What It's like to Have Kids After Cancer

How lucky am I? Today I restart my cancer treatment after being off of it for over nine months. I've had chronic myelogenous leukemia (a slow-moving form of blood cancer) for 12 years and though the disease has been in a deep remission for 10 of those years, I still take meds every day. I am extremely lucky that those meds come in pill form and have almost no side effects for me. Gleevec, a targeted therapy considered a miracle drug for CML patients, was approved by the FDA just six months before I was diagnosed (it brought the CML survival rate from 50 percent to 95 percent — a miracle, indeed). But Gleevec is not a cure, which means I have to stay on it indefinitely. It also means I had to stop treatment and risk my life in order to have children (the drug is not pregnancy safe). I know some of you will think this next part is crazy, but…I did that three times.

On November 16, I gave birth to my third post-cancer child. When I was diagnosed — at 23 — I didn't know if I'd live five years let alone if I'd ever be able to have a family. Twelve years later, I'm thriving and I have five stockings hanging on my mantle to prove it. I am about the luckiest cancer patient around (trust me, I know how brutal this disease is and how many people do not survive) and I never forget that.

Having a family — and doing it biologically — was not a decision my husband and I came upon lightly. I have had the best doctors in the world on my team (led by my beloved oncologist Michael Mauro, whose support and friendship over the last 12 years has made anything seem possible). We researched and soul searched and weighed every option. And unlike some patients with CML, my disease was immediately and completely responsive to treatment, which meant I was a good candidate for taking a break. So we went for it (you can read more about the process and how I was monitored here) and then we went for it again. And again. Just like with my first two pregnancies, the CML didn't come back while I was off treatment this last time and I am beyond grateful for that. And I'm eager to get back on my drug. But it's bittersweet. Because I won't be having any more kids, so I will likely never have a break from treatment again. I haven't had a bad experience with the medicine to speak of (some Gleevec patients have so, again, I'm lucky) but taking a hard-core, life-saving drug everyday is a reminder that I do, in fact, have cancer. And it's always going to be a part of my life. As a mom that can be a tough pill to swallow, pun intended. Knowing I have this disease — however deep in remission it may be — gets me choked up every once in a while when I think about my now-very big family and what would happen if I weren't here to raise them. Every mom worries about leaving her children motherless but when you actually have a life-threatening disease on the books, it makes the what-ifs a little more tangible.

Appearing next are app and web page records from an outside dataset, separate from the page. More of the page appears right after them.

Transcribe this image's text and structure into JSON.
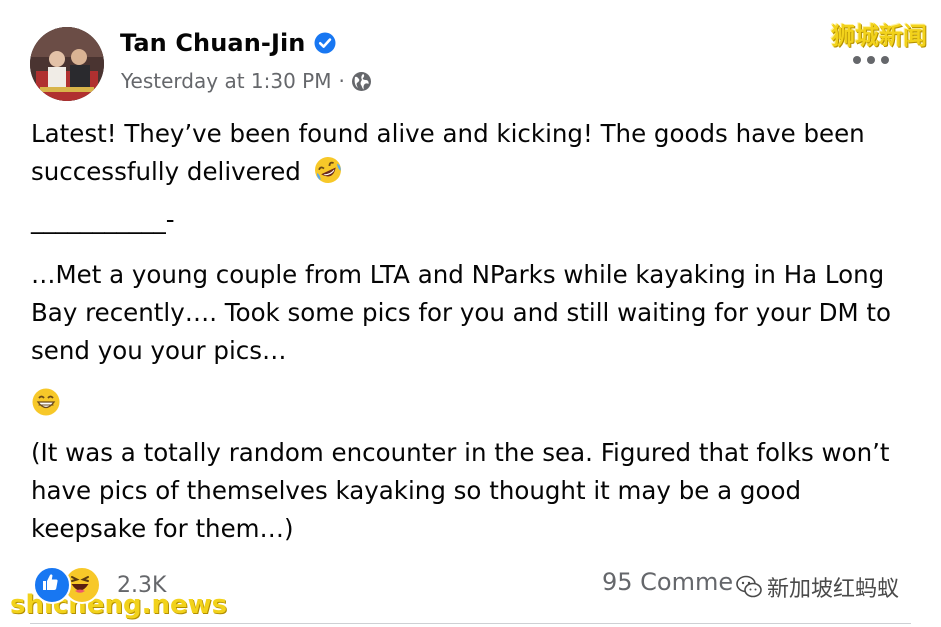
{
  "post": {
    "author": "Tan Chuan-Jin",
    "timestamp": "Yesterday at 1:30 PM",
    "separator": "·",
    "audience_icon": "globe-icon",
    "verified_icon": "verified-badge-icon",
    "more_icon": "more-horizontal-icon",
    "paragraphs": {
      "p1": "Latest! They’ve been found alive and kicking! The goods have been successfully delivered",
      "p2": "___________-",
      "p3": "…Met a young couple from LTA and NParks while kayaking in Ha Long Bay recently…. Took some pics for you and still waiting for your DM to send you your pics…",
      "p5": "(It was a totally random encounter in the sea. Figured that folks won’t have pics of themselves kayaking so thought it may be a good keepsake for them…)"
    },
    "emoji_p1": "rolling-on-floor-laughing-emoji",
    "emoji_p4": "beaming-face-emoji"
  },
  "footer": {
    "reaction_icons": [
      "like-reaction-icon",
      "haha-reaction-icon"
    ],
    "reaction_count": "2.3K",
    "comments_text": "95 Comme"
  },
  "watermarks": {
    "top_right": "狮城新闻",
    "bottom_left": "shicheng.news",
    "bottom_right": "新加坡红蚂蚁"
  },
  "colors": {
    "text": "#050505",
    "secondary": "#65676b",
    "like_blue": "#1877f2",
    "haha_yellow": "#f7c829",
    "watermark_yellow": "#f2d21b"
  }
}
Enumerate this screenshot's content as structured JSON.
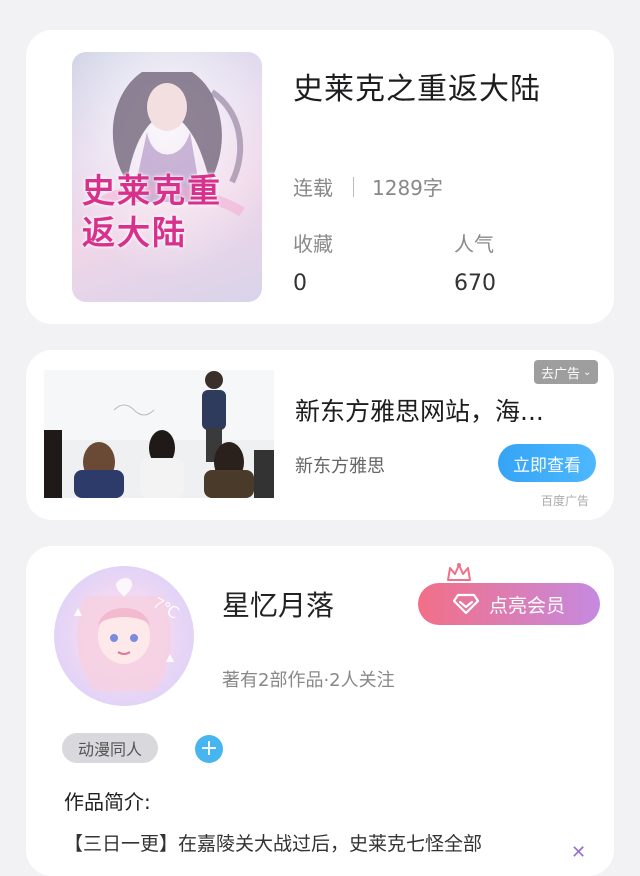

That said, I really try not to lose too much sleep thinking about the CML coming back. But I do worry about my kids worrying about me. You don't want to think of your parents as anything but invincible, right? I remember stressing out if my parents got a cold and now we're talking about cancer. The word itself is just so scary. And it's so prevalent. I am very open about my disease and very involved in the cancer community so my older two (ages 6 and almost 4) know that I had/have cancer. (The 6-year-old understands a lot more than the younger one, obviously.) They know I take a special medicine. They know that kids can get cancer (I've taken them to fundraisers for local children) and they know that some people aren't as lucky as I am. But I also make sure they know that I am strong and healthy and responsible with my medicine and that I see my doctor regularly (they came to my last appointment with me!). They know that I beat cancer and they know that their Aunt Mimi beat cancer (my sister, Melissa, was diagnosed with Hodgkin's lymphoma 18 months after I was diagnosed). They also know that even though you can get very sick you can also get better, and that life can go on and that anything is possible. And I encourage them to ask me questions about it any time (Alex, my six-year-old son, recently asked if only redheads get cancer — the two people he knows who've had it happen to have red hair…).

My beloved oncologist and the three kids he helped make possible.

My kids also know how important it is to raise money to help other patients and to help fund the doctors who are working toward a cure. I am very involved with The Leukemia & Lymphoma Society and I've taken them to walks and to hear me speak at events and to pick up donations for fundraising raffles and auctions. They understand that when you are as lucky as I have been, you need to give back. In many ways I feel grateful that my disease has enabled me to teach them this lesson at such an early age. And that I learned at such a young age what's really important in life (hint: it ain't working endless hours at a job that doesn't make you happy). The number one thing to me has always been family. I didn't want cancer to take my chance to have kids away from me and it didn't. I may still be in treatment but I am a survivor. I am proof that there is life after cancer; life with cancer. You don't often hear "having cancer" and "being lucky" in the same sentence but as I swallow my pill today — with my three kids sitting around me — that's exactly how I will be feeling. I know that I have won big time. And I will never forget it.